** Opening Data provided block **

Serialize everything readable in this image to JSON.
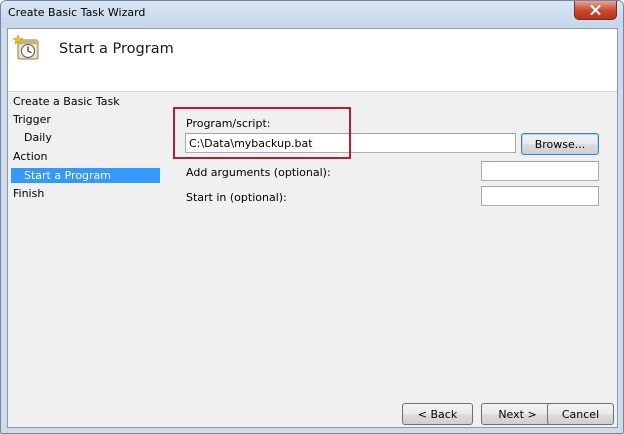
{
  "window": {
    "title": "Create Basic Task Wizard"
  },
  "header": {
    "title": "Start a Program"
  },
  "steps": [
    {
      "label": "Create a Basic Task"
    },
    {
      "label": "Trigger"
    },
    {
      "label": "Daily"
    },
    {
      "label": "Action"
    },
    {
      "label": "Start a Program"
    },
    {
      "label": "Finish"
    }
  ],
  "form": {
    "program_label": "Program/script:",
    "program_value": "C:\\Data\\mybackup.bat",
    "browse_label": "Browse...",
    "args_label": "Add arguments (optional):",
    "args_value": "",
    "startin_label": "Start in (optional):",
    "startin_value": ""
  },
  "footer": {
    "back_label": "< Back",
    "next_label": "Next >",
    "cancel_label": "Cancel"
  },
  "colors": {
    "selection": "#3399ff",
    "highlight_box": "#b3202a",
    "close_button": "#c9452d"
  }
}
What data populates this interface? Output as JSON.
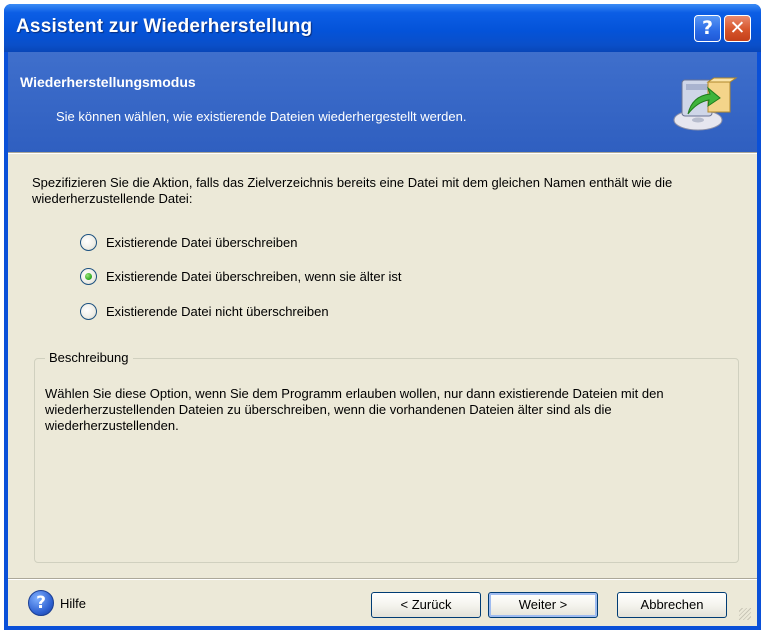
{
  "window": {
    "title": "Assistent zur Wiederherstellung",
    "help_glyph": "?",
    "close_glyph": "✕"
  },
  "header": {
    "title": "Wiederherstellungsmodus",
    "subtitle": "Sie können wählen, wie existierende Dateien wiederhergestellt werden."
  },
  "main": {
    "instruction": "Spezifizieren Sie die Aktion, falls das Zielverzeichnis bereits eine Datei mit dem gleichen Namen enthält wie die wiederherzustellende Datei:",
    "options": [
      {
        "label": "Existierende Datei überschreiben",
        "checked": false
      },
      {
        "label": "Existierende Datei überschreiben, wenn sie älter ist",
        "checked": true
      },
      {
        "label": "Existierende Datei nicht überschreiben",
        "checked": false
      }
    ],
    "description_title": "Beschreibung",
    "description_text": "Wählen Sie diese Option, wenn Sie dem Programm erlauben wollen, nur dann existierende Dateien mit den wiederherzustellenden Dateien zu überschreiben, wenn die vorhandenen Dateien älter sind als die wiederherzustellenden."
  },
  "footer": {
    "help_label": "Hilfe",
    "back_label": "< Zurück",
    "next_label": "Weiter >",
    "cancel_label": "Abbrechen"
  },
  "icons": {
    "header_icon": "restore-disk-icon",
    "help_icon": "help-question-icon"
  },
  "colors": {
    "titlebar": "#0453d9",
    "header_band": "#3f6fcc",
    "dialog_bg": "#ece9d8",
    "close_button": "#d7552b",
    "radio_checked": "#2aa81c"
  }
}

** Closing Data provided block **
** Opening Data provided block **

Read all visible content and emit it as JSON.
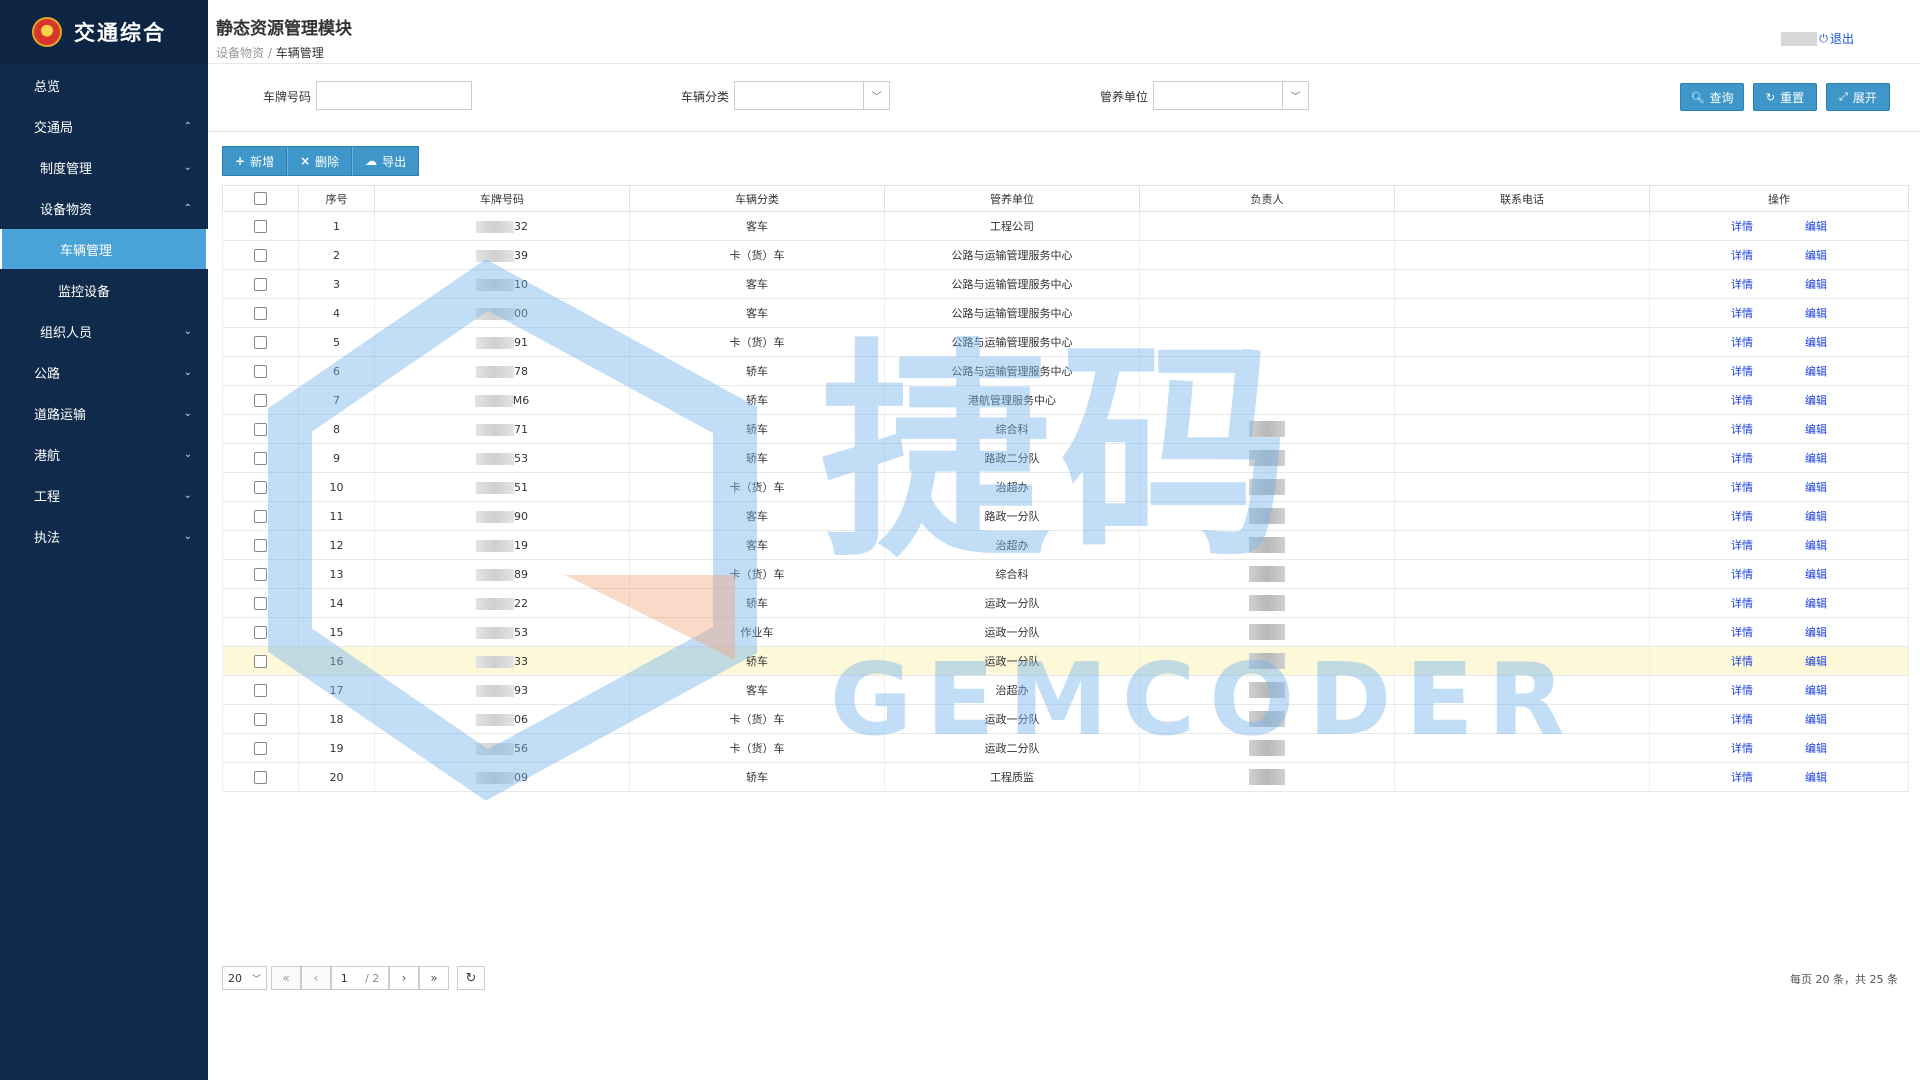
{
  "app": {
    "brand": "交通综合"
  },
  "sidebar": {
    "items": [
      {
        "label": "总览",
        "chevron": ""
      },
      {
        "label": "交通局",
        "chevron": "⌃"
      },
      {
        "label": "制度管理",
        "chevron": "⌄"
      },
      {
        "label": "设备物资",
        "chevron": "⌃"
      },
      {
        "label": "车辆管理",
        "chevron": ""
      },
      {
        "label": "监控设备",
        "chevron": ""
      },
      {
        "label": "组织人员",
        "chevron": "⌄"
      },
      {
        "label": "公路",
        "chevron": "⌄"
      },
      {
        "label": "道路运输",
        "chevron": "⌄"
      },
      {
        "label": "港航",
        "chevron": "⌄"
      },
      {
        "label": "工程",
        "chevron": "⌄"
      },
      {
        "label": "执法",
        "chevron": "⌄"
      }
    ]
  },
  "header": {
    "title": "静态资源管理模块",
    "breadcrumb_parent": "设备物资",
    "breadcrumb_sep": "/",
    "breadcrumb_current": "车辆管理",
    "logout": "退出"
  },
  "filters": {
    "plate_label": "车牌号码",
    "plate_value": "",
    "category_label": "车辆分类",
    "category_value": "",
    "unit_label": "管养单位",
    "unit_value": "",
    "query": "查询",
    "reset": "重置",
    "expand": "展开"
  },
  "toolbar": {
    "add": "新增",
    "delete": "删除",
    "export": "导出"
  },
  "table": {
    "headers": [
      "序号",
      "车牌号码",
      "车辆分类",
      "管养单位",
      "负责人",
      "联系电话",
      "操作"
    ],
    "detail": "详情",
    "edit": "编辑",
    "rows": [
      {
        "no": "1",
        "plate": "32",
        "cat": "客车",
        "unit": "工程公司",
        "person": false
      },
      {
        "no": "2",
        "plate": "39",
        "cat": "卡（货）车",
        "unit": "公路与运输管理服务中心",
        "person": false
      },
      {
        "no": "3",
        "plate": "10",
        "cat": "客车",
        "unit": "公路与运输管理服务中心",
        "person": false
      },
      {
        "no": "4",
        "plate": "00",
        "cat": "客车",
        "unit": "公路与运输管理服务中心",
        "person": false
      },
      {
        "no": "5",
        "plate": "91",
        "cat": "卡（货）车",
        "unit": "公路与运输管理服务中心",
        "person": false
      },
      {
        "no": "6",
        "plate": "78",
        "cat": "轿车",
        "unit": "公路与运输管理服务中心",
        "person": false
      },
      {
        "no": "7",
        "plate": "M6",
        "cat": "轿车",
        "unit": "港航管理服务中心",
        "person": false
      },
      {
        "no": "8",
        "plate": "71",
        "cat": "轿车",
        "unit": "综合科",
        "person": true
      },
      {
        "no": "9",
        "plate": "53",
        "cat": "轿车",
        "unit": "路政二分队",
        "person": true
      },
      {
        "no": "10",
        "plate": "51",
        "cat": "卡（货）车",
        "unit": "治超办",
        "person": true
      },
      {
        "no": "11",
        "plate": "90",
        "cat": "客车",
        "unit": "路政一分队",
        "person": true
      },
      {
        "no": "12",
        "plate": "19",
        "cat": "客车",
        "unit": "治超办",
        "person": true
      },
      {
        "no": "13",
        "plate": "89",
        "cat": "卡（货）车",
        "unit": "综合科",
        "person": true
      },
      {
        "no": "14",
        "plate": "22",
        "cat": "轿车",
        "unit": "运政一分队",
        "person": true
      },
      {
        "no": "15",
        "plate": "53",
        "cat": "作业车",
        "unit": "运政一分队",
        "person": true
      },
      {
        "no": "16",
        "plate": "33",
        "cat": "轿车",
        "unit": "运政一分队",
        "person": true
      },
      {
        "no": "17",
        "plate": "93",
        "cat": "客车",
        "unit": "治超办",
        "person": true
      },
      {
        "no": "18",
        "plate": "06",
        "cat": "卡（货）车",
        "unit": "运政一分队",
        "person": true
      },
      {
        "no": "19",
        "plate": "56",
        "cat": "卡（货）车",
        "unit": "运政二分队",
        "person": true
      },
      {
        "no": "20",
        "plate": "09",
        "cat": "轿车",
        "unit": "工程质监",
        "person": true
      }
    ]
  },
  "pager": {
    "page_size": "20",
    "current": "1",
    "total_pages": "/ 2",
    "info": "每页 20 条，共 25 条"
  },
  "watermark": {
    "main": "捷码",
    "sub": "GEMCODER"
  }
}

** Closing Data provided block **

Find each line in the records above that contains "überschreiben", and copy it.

■ **Output below**:
        "label": "Existierende Datei überschreiben",
        "label": "Existierende Datei überschreiben, wenn sie älter ist",
        "label": "Existierende Datei nicht überschreiben",
    "description_text": "Wählen Sie diese Option, wenn Sie dem Programm erlauben wollen, nur dann existierende Dateien mit den wiederherzustellenden Dateien zu überschreiben, wenn die vorhandenen Dateien älter sind als die wiederherzustellenden."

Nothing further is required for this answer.